In 1920, African-Americans in Florida organized a voter registration movement ahead of a presidential election. In Ocoee, a white mob retaliated against black voters by killing some and burning their property, causing most black residents in the area to flee. Almost 100 years later, lawmakers want that history to be remembered and taught in Florida schools, museums and recognized in a state park.
Orange County, Florida, was a hot spot in the 1920s for a voter registration movement that had sparked across the state. Black churches, NAACP chapters, labor unions, and more tried to encourage black Floridians to register to vote. Paul Ortiz says their goal was to break white supremacy. He is a history professor at the University of Florida.
"On election day hundreds of African Americans tried to register—or tried to vote—all throughout western Orange County... Especially in Ocoee, there was a large group that tried to vote and were turned away from the polls on several occasions," Ortiz says.
One of the people turned away was Moses Norman. He went to an attorney who advised him to start recording who was not permitted to vote and who was denying them, which Ortiz says, was a serious threat because if Norman could prove the state was limiting people's right to vote, Florida could lose congressional representation.

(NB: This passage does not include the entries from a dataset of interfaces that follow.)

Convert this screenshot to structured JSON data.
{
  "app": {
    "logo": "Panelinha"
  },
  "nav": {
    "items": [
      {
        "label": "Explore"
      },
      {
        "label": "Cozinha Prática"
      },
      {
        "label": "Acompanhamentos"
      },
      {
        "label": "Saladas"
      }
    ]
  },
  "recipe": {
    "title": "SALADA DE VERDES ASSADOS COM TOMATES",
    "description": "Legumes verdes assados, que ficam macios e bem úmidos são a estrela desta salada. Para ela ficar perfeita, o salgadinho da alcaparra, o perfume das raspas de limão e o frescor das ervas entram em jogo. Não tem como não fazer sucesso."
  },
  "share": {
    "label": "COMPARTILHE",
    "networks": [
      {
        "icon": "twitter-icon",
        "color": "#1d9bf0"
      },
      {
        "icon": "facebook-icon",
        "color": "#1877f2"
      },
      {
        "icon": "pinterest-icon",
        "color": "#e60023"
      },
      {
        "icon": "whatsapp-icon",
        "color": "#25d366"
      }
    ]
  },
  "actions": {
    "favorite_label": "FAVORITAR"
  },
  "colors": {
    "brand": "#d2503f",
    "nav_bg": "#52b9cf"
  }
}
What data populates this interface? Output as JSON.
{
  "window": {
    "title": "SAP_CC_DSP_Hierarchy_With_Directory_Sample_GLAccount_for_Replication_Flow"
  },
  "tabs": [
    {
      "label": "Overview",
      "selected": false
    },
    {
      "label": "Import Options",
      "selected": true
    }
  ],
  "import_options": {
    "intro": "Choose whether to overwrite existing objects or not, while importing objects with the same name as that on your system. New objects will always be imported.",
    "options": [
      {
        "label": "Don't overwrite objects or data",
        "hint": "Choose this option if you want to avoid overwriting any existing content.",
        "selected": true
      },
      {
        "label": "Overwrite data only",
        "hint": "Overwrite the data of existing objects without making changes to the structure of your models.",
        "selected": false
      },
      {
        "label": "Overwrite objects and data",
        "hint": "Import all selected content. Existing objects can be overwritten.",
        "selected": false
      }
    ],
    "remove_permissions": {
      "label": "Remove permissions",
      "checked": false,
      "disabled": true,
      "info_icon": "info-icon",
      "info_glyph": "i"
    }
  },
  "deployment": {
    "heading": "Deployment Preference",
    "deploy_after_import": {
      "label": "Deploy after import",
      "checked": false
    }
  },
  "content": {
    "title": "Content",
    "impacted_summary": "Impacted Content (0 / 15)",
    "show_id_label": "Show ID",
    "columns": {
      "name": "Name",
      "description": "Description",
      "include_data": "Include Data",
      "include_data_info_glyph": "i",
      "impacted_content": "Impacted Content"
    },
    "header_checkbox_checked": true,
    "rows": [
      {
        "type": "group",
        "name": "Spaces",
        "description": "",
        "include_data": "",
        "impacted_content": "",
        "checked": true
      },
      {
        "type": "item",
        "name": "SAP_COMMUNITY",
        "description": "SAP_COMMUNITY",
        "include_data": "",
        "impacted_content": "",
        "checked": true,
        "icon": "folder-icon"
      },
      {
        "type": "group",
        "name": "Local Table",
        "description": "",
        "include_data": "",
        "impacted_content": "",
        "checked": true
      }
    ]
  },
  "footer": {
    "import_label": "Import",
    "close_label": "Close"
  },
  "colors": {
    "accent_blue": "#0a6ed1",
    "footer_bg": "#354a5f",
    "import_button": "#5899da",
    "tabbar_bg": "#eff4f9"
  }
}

"So if you're documenting that and you're providing evidence to the NAACP, you're public enemy number one, and the authorities are going to target you for violence," Ortiz says.
Norman fled to the house of a prominent black leader in Ocoee named Julius "July" Perry. A white posse formed and was deputized by the county sheriff to find and arrest the two men. The posse captured Perry, and later hanged, lynched, and shot him. They also tried finding Norman, but he escaped. A mob then burned black-owned property. Including two churches and more than 20 houses—causing black residents to flee. Their land was later sold.
"The Ocoee Election Day Massacre is still to this day, the bloodiest day in American political history," Sen. Randolph Bracy (D-Orlando) says.
Ortiz notes due to a cover-up, it is not known precisely how many people were killed. Estimates range from 3 to 60 black residents. Now Bracy is pushing a bill to direct the Commissioner of Education's African American History Task Force to see how the massacre can be taught in schools. It also would direct the Secretary of State to see how museums can teach and include it in the Smithsonian Institution.
"I think it's important that we talk about our history... I think it's important for really true racial reconciliation that we acknowledge our history, and I think that's how we move forward... I think this bill is a step in that direction," he says.
Bracy's proposal would allow officials to see if any state park can be named after the massacre's victims. The bill has gained almost unanimous support in the legislature.
"We must always talk about the right to vote. The basic right of people to participate in government... When atrocities happen that try to erect barriers to voting, we must identify them. Tell the story, or we're doomed to repeat it," Sen. Darryl Rouson (D-St. Petersburg) says.
The only lawmaker to vote against the bill in a committee is Sen. Dennis Baxley (R-Lady Lake). The proposal passed a full chamber vote in the Senate. It's unclear what the House will do with the bill as the legisaltion never made it out of reference committees.